This is Our Year
The way you get over a crazy ending is with an amazing beginning. At the turn of a new year, many people often make resolutions to start new habits, create new experiences or even sharpen an existing skill. If you’re anything like me, you have a love-hate relationship with New Year’s resolutions. No matter how strong I start, it’s inevitable that I will fail if I don’t have some method of accountability. But like a lot of people making grand New Year’s resolutions, after a few weeks in spite of their good intentions they start to lose steam and quite frankly fizzle out. However, as the scripture, Isaiah 58:11 states, The Lord will guide you continually giving you water when you are dry and restoring your strength. You will be like a well-watered garden, like an ever-flowing spring.

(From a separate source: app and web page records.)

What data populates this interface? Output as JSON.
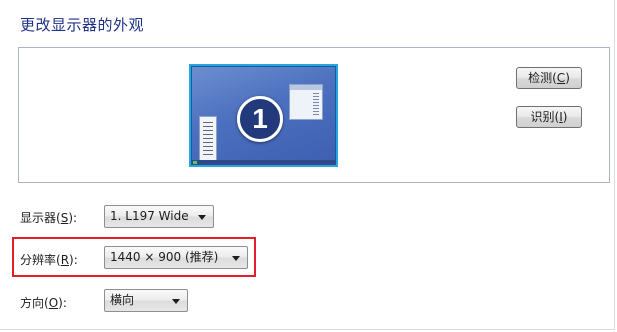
{
  "page": {
    "title": "更改显示器的外观"
  },
  "preview": {
    "monitor_number": "1",
    "detect_label": "检测(C)",
    "detect_text": "检测(",
    "detect_key": "C",
    "detect_close": ")",
    "identify_text": "识别(",
    "identify_key": "I",
    "identify_close": ")"
  },
  "display": {
    "label_text": "显示器(",
    "label_key": "S",
    "label_close": "):",
    "value": "1. L197 Wide"
  },
  "resolution": {
    "label_text": "分辨率(",
    "label_key": "R",
    "label_close": "):",
    "value": "1440 × 900 (推荐)"
  },
  "orientation": {
    "label_text": "方向(",
    "label_key": "O",
    "label_close": "):",
    "value": "横向"
  },
  "colors": {
    "title": "#1e3287",
    "highlight": "#e0202a",
    "monitor_border": "#27a5e0"
  },
  "icons": {
    "dropdown": "chevron-down-icon",
    "monitor": "monitor-icon"
  }
}
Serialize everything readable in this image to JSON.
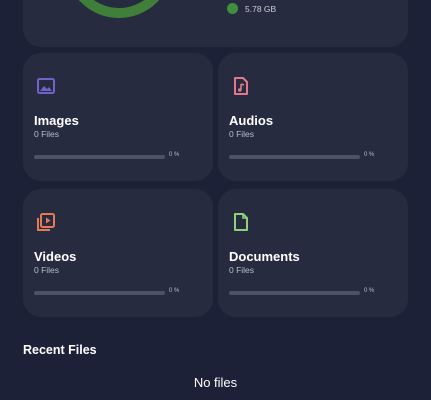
{
  "storage": {
    "legend": [
      {
        "label": "5.78 GB",
        "color": "#3f8f3f"
      }
    ],
    "ring_color": "#3f7f3a"
  },
  "categories": [
    {
      "title": "Images",
      "count": "0 Files",
      "percent": "0 %",
      "progress": 0,
      "icon": "image-icon",
      "color": "#6e63c9"
    },
    {
      "title": "Audios",
      "count": "0 Files",
      "percent": "0 %",
      "progress": 0,
      "icon": "audio-file-icon",
      "color": "#e07a8a"
    },
    {
      "title": "Videos",
      "count": "0 Files",
      "percent": "0 %",
      "progress": 0,
      "icon": "video-library-icon",
      "color": "#e27b55"
    },
    {
      "title": "Documents",
      "count": "0 Files",
      "percent": "0 %",
      "progress": 0,
      "icon": "document-icon",
      "color": "#8fd17a"
    }
  ],
  "recent": {
    "title": "Recent Files",
    "empty": "No files"
  }
}
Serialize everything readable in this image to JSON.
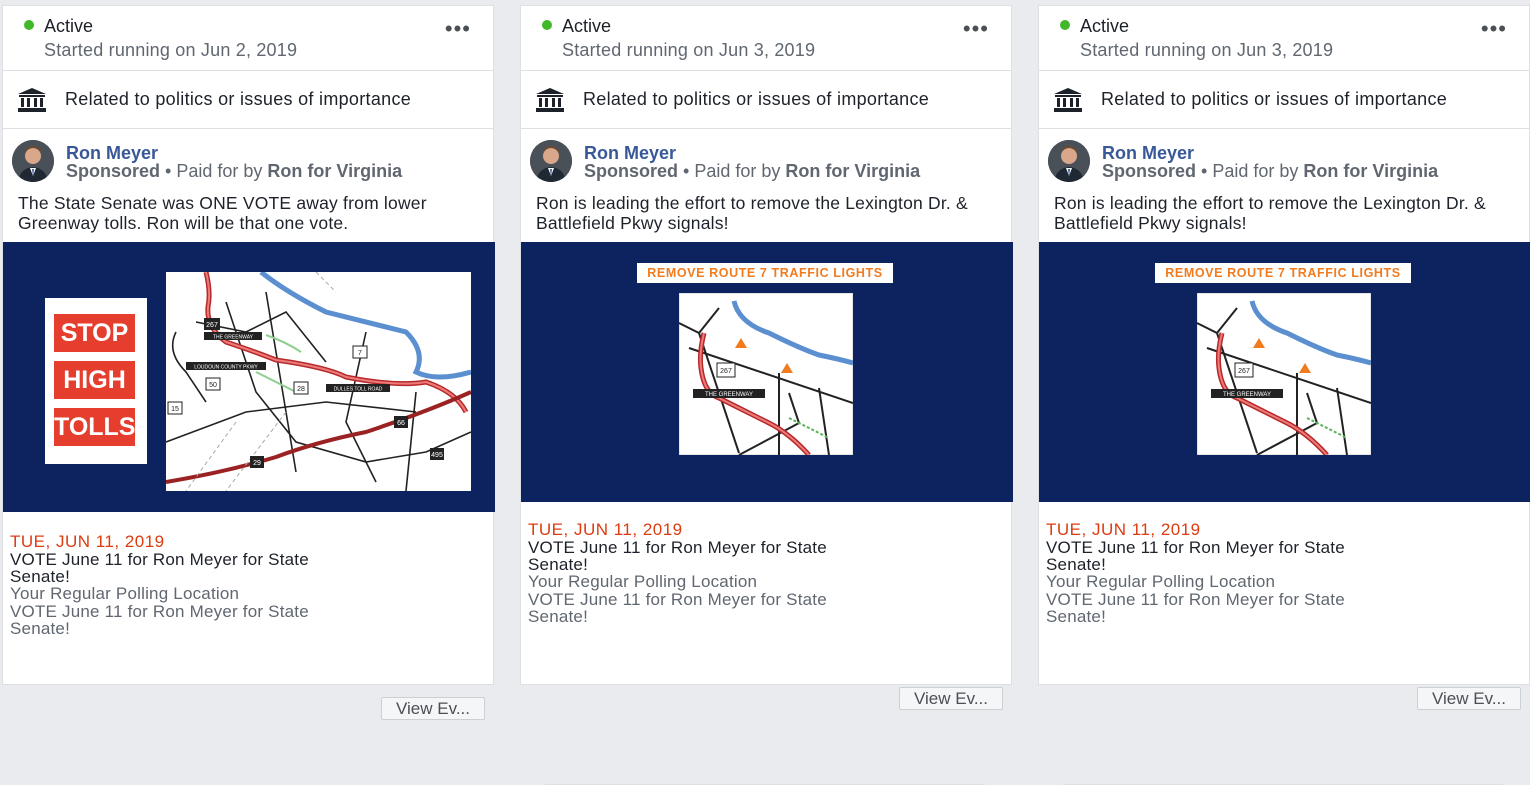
{
  "cards": [
    {
      "status": "Active",
      "started": "Started running on Jun 2, 2019",
      "category": "Related to politics or issues of importance",
      "page_name": "Ron Meyer",
      "sponsored": "Sponsored",
      "paid_for_prefix": "• Paid for by",
      "payer": "Ron for Virginia",
      "ad_text": "The State Senate was ONE VOTE away from lower Greenway tolls. Ron will be that one vote.",
      "creative": {
        "stop_words": [
          "STOP",
          "HIGH",
          "TOLLS"
        ],
        "map_labels": [
          "267",
          "THE GREENWAY",
          "LOUDOUN COUNTY PKWY",
          "50",
          "7",
          "28",
          "DULLES TOLL ROAD",
          "15",
          "66",
          "29",
          "495"
        ]
      },
      "event": {
        "date": "TUE, JUN 11, 2019",
        "title": "VOTE June 11 for Ron Meyer for State Senate!",
        "location": "Your Regular Polling Location",
        "description": "VOTE June 11 for Ron Meyer for State Senate!",
        "button": "View Ev..."
      }
    },
    {
      "status": "Active",
      "started": "Started running on Jun 3, 2019",
      "category": "Related to politics or issues of importance",
      "page_name": "Ron Meyer",
      "sponsored": "Sponsored",
      "paid_for_prefix": "• Paid for by",
      "payer": "Ron for Virginia",
      "ad_text": "Ron is leading the effort to remove the Lexington Dr. & Battlefield Pkwy signals!",
      "creative": {
        "banner": "REMOVE ROUTE 7 TRAFFIC LIGHTS",
        "map_labels": [
          "267",
          "THE GREENWAY"
        ]
      },
      "event": {
        "date": "TUE, JUN 11, 2019",
        "title": "VOTE June 11 for Ron Meyer for State Senate!",
        "location": "Your Regular Polling Location",
        "description": "VOTE June 11 for Ron Meyer for State Senate!",
        "button": "View Ev..."
      }
    },
    {
      "status": "Active",
      "started": "Started running on Jun 3, 2019",
      "category": "Related to politics or issues of importance",
      "page_name": "Ron Meyer",
      "sponsored": "Sponsored",
      "paid_for_prefix": "• Paid for by",
      "payer": "Ron for Virginia",
      "ad_text": "Ron is leading the effort to remove the Lexington Dr. & Battlefield Pkwy signals!",
      "creative": {
        "banner": "REMOVE ROUTE 7 TRAFFIC LIGHTS",
        "map_labels": [
          "267",
          "THE GREENWAY"
        ]
      },
      "event": {
        "date": "TUE, JUN 11, 2019",
        "title": "VOTE June 11 for Ron Meyer for State Senate!",
        "location": "Your Regular Polling Location",
        "description": "VOTE June 11 for Ron Meyer for State Senate!",
        "button": "View Ev..."
      }
    }
  ],
  "colors": {
    "active_dot": "#42b72a",
    "page_name": "#385898",
    "event_date": "#dd3c10",
    "creative_bg": "#0d2360",
    "stop_red": "#e53e2e",
    "banner_orange": "#f07c1f"
  },
  "icons": [
    "status-dot-icon",
    "more-options-icon",
    "government-building-icon"
  ]
}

According to U.S. News & World Report, the failure rate for New Year’s resolutions is said to be about 80 percent, and most lose their resolve by mid-February. Bottom Line: At least 8 times out of 10, you are more likely to fall back into your old habits and patterns than you are to stick with a new behavior. Behavior change is hard and it requires more than just grit and gumption. Just think on this for a moment, how many great ideas, wonderful concepts, potential experiences were in the incubator but were never birthed because of your own internal critic said you would fail, they would laugh, they would reject you and you would be judged. But, this is our year! So, let’s start with some intentionality and become part of the 20% of people who have figured out that their purpose, drive and motivation has to be louder and more boisterous than the critic from within or cynics within one’s environment.
Everything won’t change in 2021, but you can. Nearly every habit you have today, good or bad, is the result of many small choices made over time. It is the repeated pattern of small behaviors that leads to significant results. Each day we make the choice to become one percent better or one percent worse, but so often the choices are small enough that we miss them. The underlying assumption is that your resolutions need to be big to make a difference, but that is completely bogus. The best way to capitalize on this new year and create the best resolutions are when you make small incremental changes similar to the SMART goal-setting strategy, i.e. specific, measurable, attainable, relevant and time-based. So, friends, at the end the day, let’s commit to making small and consistent resolutions day by day. It’s quite simple, live one day at a time, not one year at a time and create a new rhythm this year that is filled with daily positive affirmations and celebrate your wins.
Although Rome wasn’t built in a day they were laying bricks every hour. This is our year, to become unstoppable. We owe it to ourselves to not settle for another year of average. This is the year, to take chances, bet on yourself, get out of your comfort zone, color outside of the lines, create a new narrative, start something new, dream bigger, learn to say NO when it matters, grow where your planted, strengthen your faith, practice wellness and maximize the many moments this year will offer.
This is Our Year!
Barker, K. (2020) Hallelujahs and Hiccups, 100 Day Devotional Journal, Dallas, TX: Takman Publishing Company.